Solve the original equation at $x=1$
$2=\frac{{1}^{2}}{1}+C$
$2=1+C$
$C=1$
The constant is $C=1$ and place in the equation for the final answer
$y=\frac{{x}^{2}}{2}+1$
Given:
Separation of variables

Integrate both sides

Use:
$\mathrm{ln}|y|=x+C$
$y\left(1\right)=2$ (Given)
Solve the original equation at $x=1$
$\mathrm{ln}|2|=1+C$
$C=\mathrm{ln}|2|-1$
The constant is $C=\mathrm{ln}|2|-1$ and place in the equation for the final answer
$\mathrm{ln}|y|=x+\mathrm{ln}|2|-1$
Simplify:
$\mathrm{ln}|y|-\mathrm{ln}|2|=x-1$
Using: $\mathrm{ln}|\frac{y}{x}|=\mathrm{ln}|y|-\mathrm{ln}|x|$
$\mathrm{ln}|\frac{y}{2}|=x-1$
Result: $y=\frac{{x}^{2}}{2}+1\text{and}\mathrm{ln}|\frac{y}{2}|=x-1$

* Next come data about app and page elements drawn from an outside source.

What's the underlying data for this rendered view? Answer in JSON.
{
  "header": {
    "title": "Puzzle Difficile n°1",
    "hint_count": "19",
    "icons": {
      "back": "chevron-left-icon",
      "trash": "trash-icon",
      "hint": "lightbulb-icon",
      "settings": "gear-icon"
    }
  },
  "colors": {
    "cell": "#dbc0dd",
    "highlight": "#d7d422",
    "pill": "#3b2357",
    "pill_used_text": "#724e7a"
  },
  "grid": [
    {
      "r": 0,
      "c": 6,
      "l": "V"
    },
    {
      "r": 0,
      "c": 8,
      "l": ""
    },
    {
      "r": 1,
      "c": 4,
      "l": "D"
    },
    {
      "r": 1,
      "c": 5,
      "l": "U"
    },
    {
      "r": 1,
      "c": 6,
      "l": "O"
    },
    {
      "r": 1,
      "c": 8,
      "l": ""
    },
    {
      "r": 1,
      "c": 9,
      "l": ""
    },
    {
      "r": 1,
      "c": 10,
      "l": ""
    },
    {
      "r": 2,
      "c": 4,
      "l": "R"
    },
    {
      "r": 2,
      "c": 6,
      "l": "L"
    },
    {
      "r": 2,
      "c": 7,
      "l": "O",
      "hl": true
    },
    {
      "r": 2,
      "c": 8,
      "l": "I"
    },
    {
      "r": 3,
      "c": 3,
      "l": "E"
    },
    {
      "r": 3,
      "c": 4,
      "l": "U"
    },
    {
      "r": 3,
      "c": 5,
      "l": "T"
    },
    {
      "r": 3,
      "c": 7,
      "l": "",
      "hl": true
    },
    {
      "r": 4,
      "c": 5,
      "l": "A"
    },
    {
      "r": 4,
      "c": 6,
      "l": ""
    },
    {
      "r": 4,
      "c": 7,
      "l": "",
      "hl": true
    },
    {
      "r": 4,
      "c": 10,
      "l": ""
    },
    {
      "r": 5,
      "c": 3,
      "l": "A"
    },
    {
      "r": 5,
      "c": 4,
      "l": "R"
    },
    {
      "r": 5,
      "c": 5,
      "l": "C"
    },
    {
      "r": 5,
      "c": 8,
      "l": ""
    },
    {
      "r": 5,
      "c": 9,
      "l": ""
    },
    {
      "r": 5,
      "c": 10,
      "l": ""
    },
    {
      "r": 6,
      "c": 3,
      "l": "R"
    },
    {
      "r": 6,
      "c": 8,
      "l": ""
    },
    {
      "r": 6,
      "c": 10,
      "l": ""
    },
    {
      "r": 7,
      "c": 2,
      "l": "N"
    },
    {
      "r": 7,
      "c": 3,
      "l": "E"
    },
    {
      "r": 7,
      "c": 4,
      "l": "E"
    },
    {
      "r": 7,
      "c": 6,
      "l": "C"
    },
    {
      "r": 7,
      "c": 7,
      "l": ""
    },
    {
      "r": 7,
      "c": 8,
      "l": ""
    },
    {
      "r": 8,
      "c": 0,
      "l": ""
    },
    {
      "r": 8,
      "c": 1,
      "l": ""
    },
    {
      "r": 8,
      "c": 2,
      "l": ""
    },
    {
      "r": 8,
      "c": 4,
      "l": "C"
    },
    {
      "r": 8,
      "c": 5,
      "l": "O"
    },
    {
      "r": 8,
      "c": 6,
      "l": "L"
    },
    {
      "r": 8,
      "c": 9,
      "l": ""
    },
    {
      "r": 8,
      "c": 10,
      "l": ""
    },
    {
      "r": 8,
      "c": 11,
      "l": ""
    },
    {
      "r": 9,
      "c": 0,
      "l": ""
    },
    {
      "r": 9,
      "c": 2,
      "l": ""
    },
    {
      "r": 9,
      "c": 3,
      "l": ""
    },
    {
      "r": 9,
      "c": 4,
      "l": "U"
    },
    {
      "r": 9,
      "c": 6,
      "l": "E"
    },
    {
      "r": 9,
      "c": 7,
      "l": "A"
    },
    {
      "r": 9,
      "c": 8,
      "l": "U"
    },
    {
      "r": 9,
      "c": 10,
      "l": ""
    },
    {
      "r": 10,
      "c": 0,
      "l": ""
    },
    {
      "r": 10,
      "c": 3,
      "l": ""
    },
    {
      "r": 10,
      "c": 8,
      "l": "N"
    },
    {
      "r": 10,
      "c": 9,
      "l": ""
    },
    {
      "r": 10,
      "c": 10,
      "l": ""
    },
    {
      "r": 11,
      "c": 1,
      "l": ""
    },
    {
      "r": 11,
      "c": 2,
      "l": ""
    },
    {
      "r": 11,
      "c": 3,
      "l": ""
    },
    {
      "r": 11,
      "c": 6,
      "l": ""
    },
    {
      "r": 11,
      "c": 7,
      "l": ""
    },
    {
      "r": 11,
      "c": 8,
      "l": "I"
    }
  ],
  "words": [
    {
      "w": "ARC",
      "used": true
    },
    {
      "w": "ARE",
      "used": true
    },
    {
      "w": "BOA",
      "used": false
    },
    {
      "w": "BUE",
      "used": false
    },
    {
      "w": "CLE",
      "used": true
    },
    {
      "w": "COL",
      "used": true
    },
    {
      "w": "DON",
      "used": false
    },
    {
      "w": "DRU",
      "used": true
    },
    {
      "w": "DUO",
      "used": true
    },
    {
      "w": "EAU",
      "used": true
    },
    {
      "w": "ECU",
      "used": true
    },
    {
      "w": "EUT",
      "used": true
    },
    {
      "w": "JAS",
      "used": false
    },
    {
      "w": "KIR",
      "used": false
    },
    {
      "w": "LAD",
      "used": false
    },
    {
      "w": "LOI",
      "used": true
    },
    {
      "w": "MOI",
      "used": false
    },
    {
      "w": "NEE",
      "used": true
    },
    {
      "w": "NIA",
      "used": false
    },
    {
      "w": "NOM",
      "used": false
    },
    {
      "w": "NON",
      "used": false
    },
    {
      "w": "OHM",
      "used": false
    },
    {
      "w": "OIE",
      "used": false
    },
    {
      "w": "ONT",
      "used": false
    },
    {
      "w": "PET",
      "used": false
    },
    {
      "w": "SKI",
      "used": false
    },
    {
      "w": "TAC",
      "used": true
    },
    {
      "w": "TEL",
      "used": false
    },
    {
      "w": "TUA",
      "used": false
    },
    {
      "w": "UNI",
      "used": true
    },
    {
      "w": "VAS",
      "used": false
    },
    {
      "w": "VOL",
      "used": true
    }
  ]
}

Raymond Foley

1) $\frac{dy}{dx}=x$
$⇒\int dy=\int xdx+c$, c is int const.
$⇒y=\frac{{x}^{2}}{2}+c$
Now, $y\left(7\right)=3$
$\therefore y=3\text{when}x=7$
$\therefore 3=\frac{49}{2}+c⇒c=3-\frac{49}{2}=\frac{6-49}{2}=-\frac{43}{2}$
$\therefore y=\frac{1}{2}{x}^{2}-\frac{43}{2}=\frac{1}{2}\left({x}^{2}-43\right)$
2) $\frac{dy}{dx}=y$
$⇒\int \frac{dy}{y}=\int dx+\mathrm{log}c,\mathrm{log}c$ is int const.
$⇒{\mathrm{log}}_{e}y=x+{\mathrm{log}}_{e}e$
$⇒{\mathrm{log}}_{e}y-\mathrm{log}c=x⇒{\mathrm{log}}_{e}\left(\frac{y}{c}\right)=x$
$⇒\frac{y}{c}={e}^{x}⇒y=c{e}^{x}$
Since
$\therefore 3=c{e}^{7}⇒c=\frac{3}{{e}^{7}}$
$\therefore y=\frac{3}{{e}^{7}}{e}^{x}=3{e}^{x-7}$

karton